━━━ Input data
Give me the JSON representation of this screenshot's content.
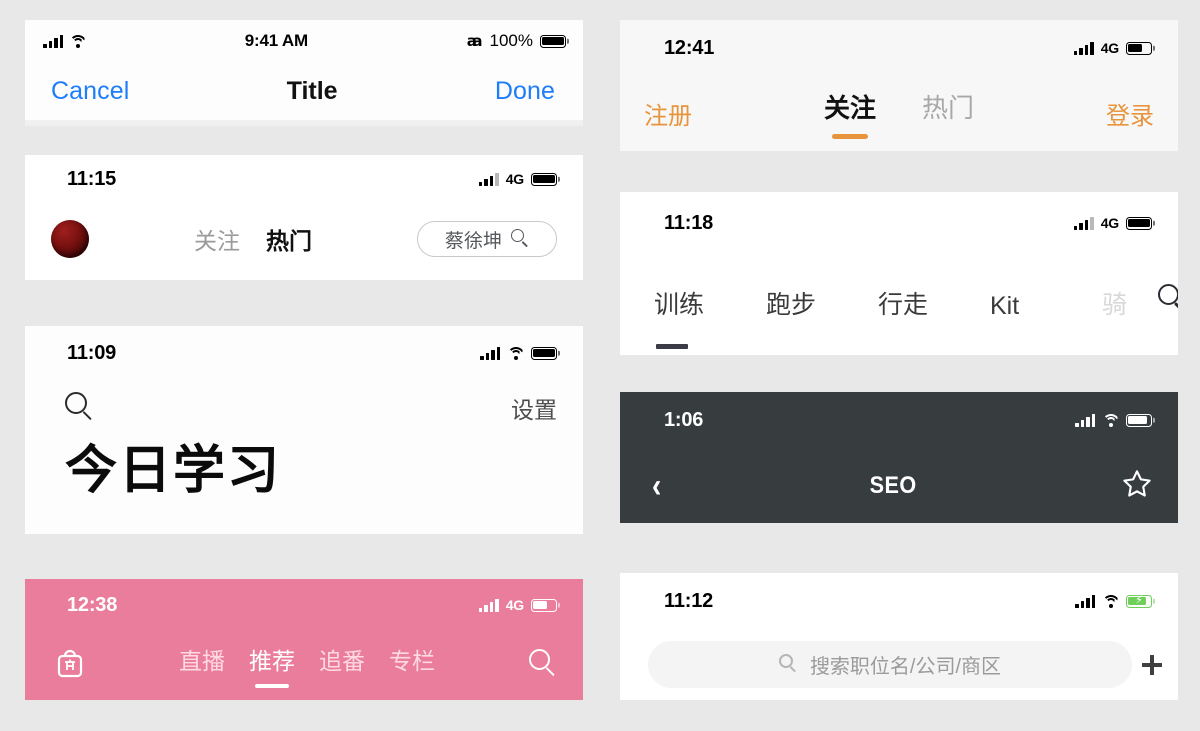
{
  "colors": {
    "page_background": "#e8e8e8",
    "ios_blue": "#1d7dfb",
    "bilibili_pink": "#ea7d9c",
    "accent_orange": "#e8943c",
    "dark_navbar": "#373c3f",
    "battery_green": "#6fcf5a"
  },
  "panels": {
    "p1_ios_title": {
      "status": {
        "time": "9:41 AM",
        "battery_percent": "100%"
      },
      "nav": {
        "cancel": "Cancel",
        "title": "Title",
        "done": "Done"
      }
    },
    "p2_douyin": {
      "status": {
        "time": "11:15",
        "network": "4G"
      },
      "tabs": [
        {
          "label": "关注",
          "active": false
        },
        {
          "label": "热门",
          "active": true
        }
      ],
      "search_pill": {
        "value": "蔡徐坤"
      }
    },
    "p3_study": {
      "status": {
        "time": "11:09"
      },
      "settings_label": "设置",
      "heading": "今日学习"
    },
    "p4_bilibili": {
      "status": {
        "time": "12:38",
        "network": "4G"
      },
      "tabs": [
        {
          "label": "直播",
          "active": false
        },
        {
          "label": "推荐",
          "active": true
        },
        {
          "label": "追番",
          "active": false
        },
        {
          "label": "专栏",
          "active": false
        }
      ]
    },
    "p5_orange": {
      "status": {
        "time": "12:41",
        "network": "4G"
      },
      "left_action": "注册",
      "right_action": "登录",
      "tabs": [
        {
          "label": "关注",
          "active": true
        },
        {
          "label": "热门",
          "active": false
        }
      ]
    },
    "p6_fitness": {
      "status": {
        "time": "11:18",
        "network": "4G"
      },
      "tabs": [
        {
          "label": "训练",
          "active": true
        },
        {
          "label": "跑步",
          "active": false
        },
        {
          "label": "行走",
          "active": false
        },
        {
          "label": "Kit",
          "active": false
        },
        {
          "label": "骑",
          "active": false
        }
      ]
    },
    "p7_seo": {
      "status": {
        "time": "1:06"
      },
      "title": "SEO"
    },
    "p8_jobs": {
      "status": {
        "time": "11:12"
      },
      "search": {
        "placeholder": "搜索职位名/公司/商区"
      }
    }
  }
}
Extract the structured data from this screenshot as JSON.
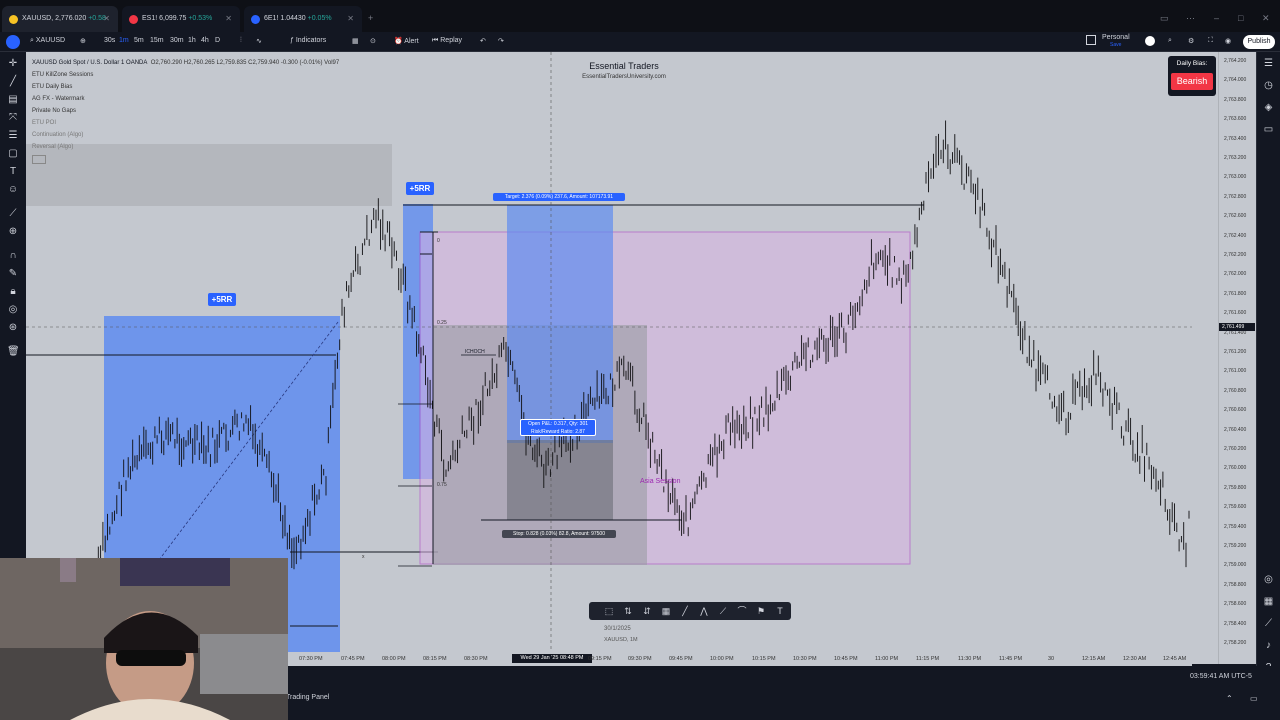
{
  "tabs": [
    {
      "symbol": "XAUUSD",
      "price": "2,776.020",
      "change": "+0.58",
      "dot_color": "#f7c325",
      "change_class": "chg"
    },
    {
      "symbol": "ES1!",
      "price": "6,099.75",
      "change": "+0.53%",
      "dot_color": "#f23645",
      "change_class": "chg"
    },
    {
      "symbol": "6E1!",
      "price": "1.04430",
      "change": "+0.05%",
      "dot_color": "#2962ff",
      "change_class": "chg"
    }
  ],
  "toolbar": {
    "symbol": "XAUUSD",
    "intervals": [
      "30s",
      "1m",
      "5m",
      "15m",
      "30m",
      "1h",
      "4h",
      "D"
    ],
    "indicators": "Indicators",
    "alert": "Alert",
    "replay": "Replay",
    "layout": "Personal",
    "layout_sub": "Save",
    "publish": "Publish"
  },
  "legend": {
    "title": "XAUUSD  Gold Spot / U.S. Dollar  1  OANDA",
    "ohlc": "O2,760.290  H2,760.265  L2,759.835  C2,759.940  -0.300  (-0.01%)  Vol97",
    "indicators": [
      "ETU KillZone Sessions",
      "ETU Daily Bias",
      "AG FX - Watermark",
      "Private No Gaps",
      "ETU POI",
      "Continuation (Algo)",
      "Reversal (Algo)"
    ]
  },
  "watermark": {
    "title": "Essential Traders",
    "url": "EssentialTradersUniversity.com"
  },
  "bias": {
    "label": "Daily Bias:",
    "value": "Bearish",
    "color": "#f23645"
  },
  "price_axis": {
    "labels": [
      "2,764.200",
      "2,764.000",
      "2,763.800",
      "2,763.600",
      "2,763.400",
      "2,763.200",
      "2,763.000",
      "2,762.800",
      "2,762.600",
      "2,762.400",
      "2,762.200",
      "2,762.000",
      "2,761.800",
      "2,761.600",
      "2,761.400",
      "2,761.200",
      "2,761.000",
      "2,760.800",
      "2,760.600",
      "2,760.400",
      "2,760.200",
      "2,760.000",
      "2,759.800",
      "2,759.600",
      "2,759.400",
      "2,759.200",
      "2,759.000",
      "2,758.800",
      "2,758.600",
      "2,758.400",
      "2,758.200"
    ],
    "current": "2,761.499"
  },
  "time_axis": {
    "labels": [
      "7:15 PM",
      "07:30 PM",
      "07:45 PM",
      "08:00 PM",
      "08:15 PM",
      "08:30 PM",
      "09:15 PM",
      "09:30 PM",
      "09:45 PM",
      "10:00 PM",
      "10:15 PM",
      "10:30 PM",
      "10:45 PM",
      "11:00 PM",
      "11:15 PM",
      "11:30 PM",
      "11:45 PM",
      "30",
      "12:15 AM",
      "12:30 AM",
      "12:45 AM"
    ],
    "current": "Wed 29 Jan '25  08:48 PM"
  },
  "drawings": {
    "rr_left": "+5RR",
    "rr_mid": "+5RR",
    "target": "Target: 2.376 (0.09%) 237.6, Amount: 107173.91",
    "stop": "Stop: 0.828 (0.03%) 82.8, Amount: 97500",
    "open_pnl": "Open P&L: 0.317, Qty: 301",
    "rr_ratio": "Risk/Reward Ratio: 2.87",
    "session": "Asia Session",
    "choch": "ICHOCH",
    "fib_0": "0",
    "fib_025": "0.25",
    "fib_075": "0.75",
    "x_mark": "x"
  },
  "drawbar": {
    "date": "30/1/2025",
    "symbol": "XAUUSD, 1M"
  },
  "bottom": {
    "clock": "03:59:41 AM UTC-5",
    "panel": "Trading Panel"
  }
}
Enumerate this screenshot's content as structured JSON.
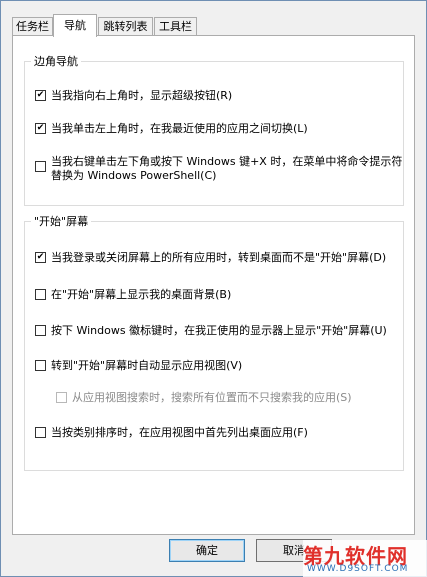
{
  "tabs": [
    "任务栏",
    "导航",
    "跳转列表",
    "工具栏"
  ],
  "corner_nav": {
    "title": "边角导航",
    "items": [
      {
        "label": "当我指向右上角时，显示超级按钮(R)",
        "checked": true
      },
      {
        "label": "当我单击左上角时，在我最近使用的应用之间切换(L)",
        "checked": true
      },
      {
        "label_line1": "当我右键单击左下角或按下 Windows 键+X 时，在菜单中将命令提示符",
        "label_line2": "替换为 Windows PowerShell(C)",
        "checked": false
      }
    ]
  },
  "start_screen": {
    "title": "\"开始\"屏幕",
    "items": [
      {
        "label": "当我登录或关闭屏幕上的所有应用时，转到桌面而不是\"开始\"屏幕(D)",
        "checked": true
      },
      {
        "label": "在\"开始\"屏幕上显示我的桌面背景(B)",
        "checked": false
      },
      {
        "label": "按下 Windows 徽标键时，在我正使用的显示器上显示\"开始\"屏幕(U)",
        "checked": false
      },
      {
        "label": "转到\"开始\"屏幕时自动显示应用视图(V)",
        "checked": false
      },
      {
        "label": "从应用视图搜索时，搜索所有位置而不只搜索我的应用(S)",
        "checked": false,
        "disabled": true
      },
      {
        "label": "当按类别排序时，在应用视图中首先列出桌面应用(F)",
        "checked": false
      }
    ]
  },
  "buttons": {
    "ok": "确定",
    "cancel": "取消"
  },
  "watermark": {
    "main": "第九软件网",
    "sub": "WWW.D9SOFT.COM"
  }
}
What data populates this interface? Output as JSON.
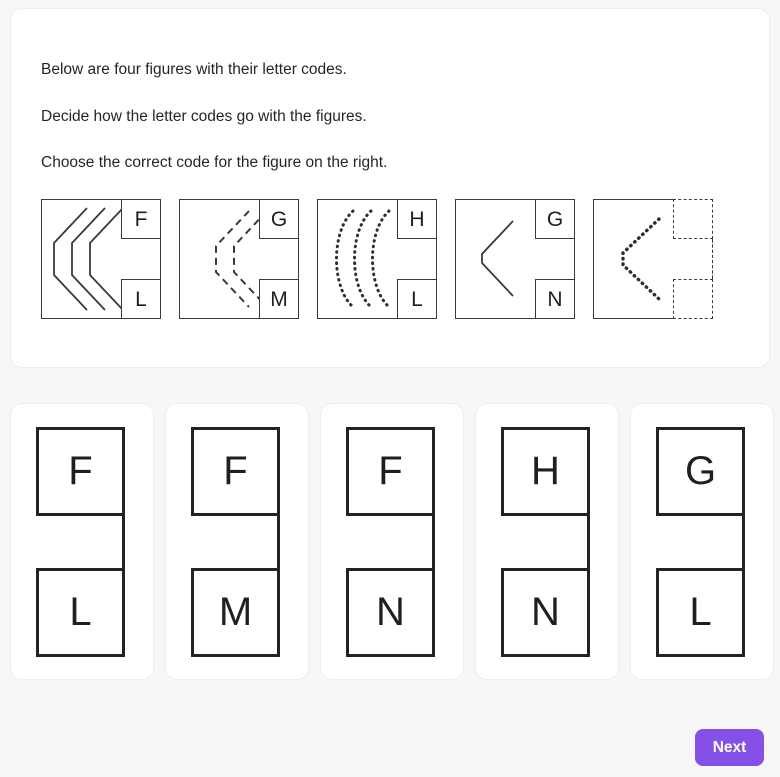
{
  "instructions": [
    "Below are four figures with their letter codes.",
    "Decide how the letter codes go with the figures.",
    "Choose the correct code for the figure on the right."
  ],
  "figures": [
    {
      "id": "figure-1",
      "shape": "chevron",
      "count": 3,
      "stroke": "solid",
      "top_letter": "F",
      "bottom_letter": "L",
      "is_question": false
    },
    {
      "id": "figure-2",
      "shape": "chevron",
      "count": 2,
      "stroke": "dashed",
      "top_letter": "G",
      "bottom_letter": "M",
      "is_question": false
    },
    {
      "id": "figure-3",
      "shape": "arc",
      "count": 3,
      "stroke": "dotted",
      "top_letter": "H",
      "bottom_letter": "L",
      "is_question": false
    },
    {
      "id": "figure-4",
      "shape": "chevron",
      "count": 1,
      "stroke": "solid",
      "top_letter": "G",
      "bottom_letter": "N",
      "is_question": false
    },
    {
      "id": "figure-5-question",
      "shape": "chevron",
      "count": 1,
      "stroke": "dotted",
      "top_letter": "",
      "bottom_letter": "",
      "is_question": true
    }
  ],
  "options": [
    {
      "id": "option-a",
      "top_letter": "F",
      "bottom_letter": "L"
    },
    {
      "id": "option-b",
      "top_letter": "F",
      "bottom_letter": "M"
    },
    {
      "id": "option-c",
      "top_letter": "F",
      "bottom_letter": "N"
    },
    {
      "id": "option-d",
      "top_letter": "H",
      "bottom_letter": "N"
    },
    {
      "id": "option-e",
      "top_letter": "G",
      "bottom_letter": "L"
    }
  ],
  "footer": {
    "next_label": "Next"
  },
  "colors": {
    "page_background": "#f7f7fa",
    "card_background": "#ffffff",
    "card_border": "#ececf3",
    "stroke": "#3a3a3a",
    "option_stroke": "#232323",
    "text": "#23252b",
    "accent": "#8550e8"
  }
}
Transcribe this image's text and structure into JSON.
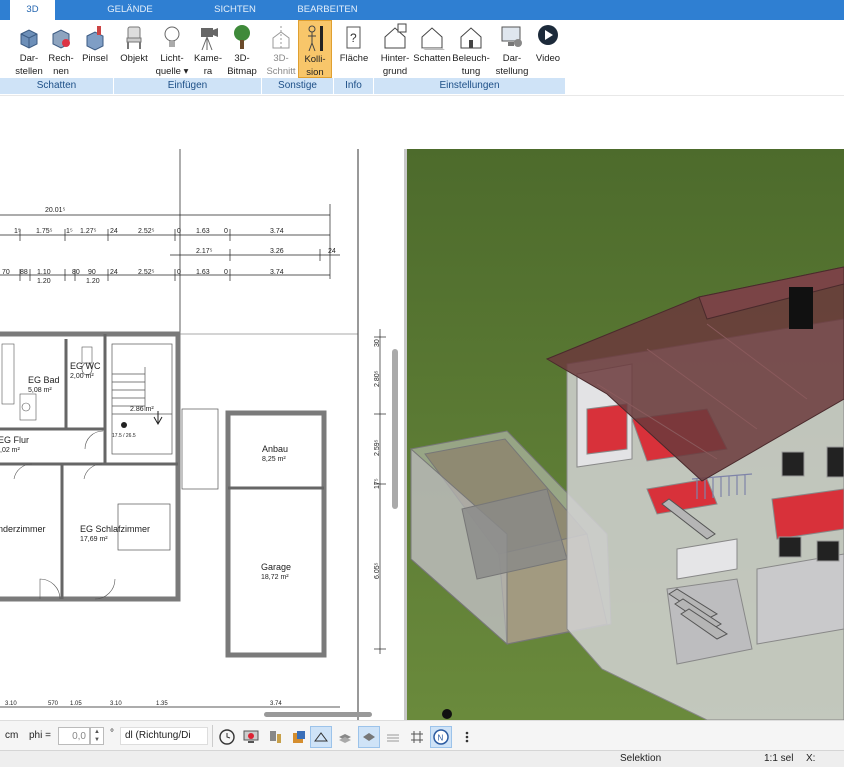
{
  "tabs": [
    "3D",
    "GELÄNDE",
    "SICHTEN",
    "BEARBEITEN"
  ],
  "ribbon": {
    "buttons": [
      {
        "label1": "Dar-",
        "label2": "stellen"
      },
      {
        "label1": "Rech-",
        "label2": "nen"
      },
      {
        "label1": "Pinsel",
        "label2": ""
      },
      {
        "label1": "Objekt",
        "label2": ""
      },
      {
        "label1": "Licht-",
        "label2": "quelle ▾"
      },
      {
        "label1": "Kame-",
        "label2": "ra"
      },
      {
        "label1": "3D-",
        "label2": "Bitmap"
      },
      {
        "label1": "3D-",
        "label2": "Schnitt"
      },
      {
        "label1": "Kolli-",
        "label2": "sion"
      },
      {
        "label1": "Fläche",
        "label2": ""
      },
      {
        "label1": "Hinter-",
        "label2": "grund"
      },
      {
        "label1": "Schatten",
        "label2": ""
      },
      {
        "label1": "Beleuch-",
        "label2": "tung"
      },
      {
        "label1": "Dar-",
        "label2": "stellung"
      },
      {
        "label1": "Video",
        "label2": ""
      }
    ],
    "groups": [
      "Schatten",
      "Einfügen",
      "Sonstige",
      "Info",
      "Einstellungen"
    ]
  },
  "plan": {
    "dims_row1": [
      "20.01⁵",
      "1⁵",
      "1.75⁵",
      "1⁵",
      "1.27⁵",
      "24",
      "2.52⁵",
      "0",
      "1.63",
      "0",
      "3.74"
    ],
    "dims_row2": [
      "2.17⁵",
      "3.26",
      "24"
    ],
    "dims_row3": [
      "70",
      "88",
      "1.10",
      "1.20",
      "80",
      "90",
      "1.20",
      "24",
      "2.52⁵",
      "0",
      "1.63",
      "0",
      "3.74"
    ],
    "dims_bottom": [
      "3.10",
      "1.35",
      "3.10",
      "3.74",
      "570",
      "1.05"
    ],
    "vdims": [
      "2.80⁵",
      "2.59⁵",
      "6.05⁵",
      "30",
      "17⁵"
    ],
    "rooms": [
      {
        "name": "EG Bad",
        "area": "5,08 m²"
      },
      {
        "name": "EG WC",
        "area": "2,00 m²"
      },
      {
        "name": "EG Flur",
        "area": ",02 m²"
      },
      {
        "name": "nderzimmer",
        "area": ""
      },
      {
        "name": "EG Schlafzimmer",
        "area": "17,69 m²"
      },
      {
        "name": "Anbau",
        "area": "8,25 m²"
      },
      {
        "name": "Garage",
        "area": "18,72 m²"
      }
    ],
    "stair_label": "2.86 m²",
    "stair_sub": "17.5 / 26.5"
  },
  "toolbar": {
    "unit": "cm",
    "phi_label": "phi =",
    "phi_value": "0,0",
    "degree": "°",
    "direction_value": "dl (Richtung/Di"
  },
  "status": {
    "mode": "Selektion",
    "scale": "1:1 sel",
    "coord": "X:"
  },
  "colors": {
    "tabbar": "#2f7fd2",
    "group_label_bg": "#cfe3f7",
    "active_button": "#f8c66a",
    "roof": "#6b3a3c",
    "floor_red": "#d8313a",
    "grass": "#5c7a35"
  }
}
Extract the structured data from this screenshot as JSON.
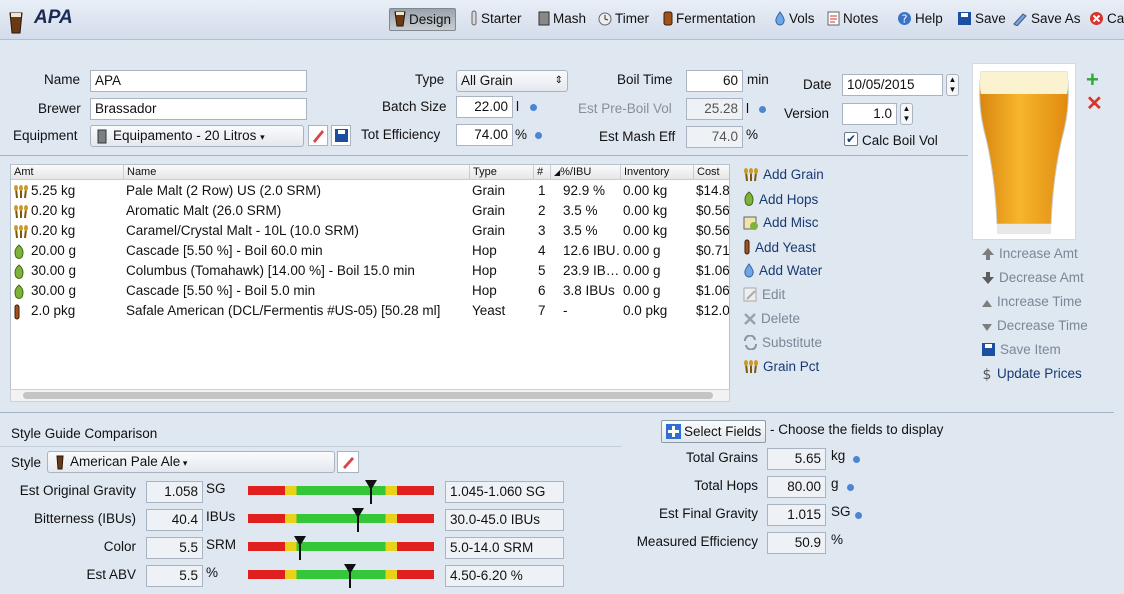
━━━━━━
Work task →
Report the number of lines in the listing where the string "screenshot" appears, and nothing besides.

Answer to the exercise →
4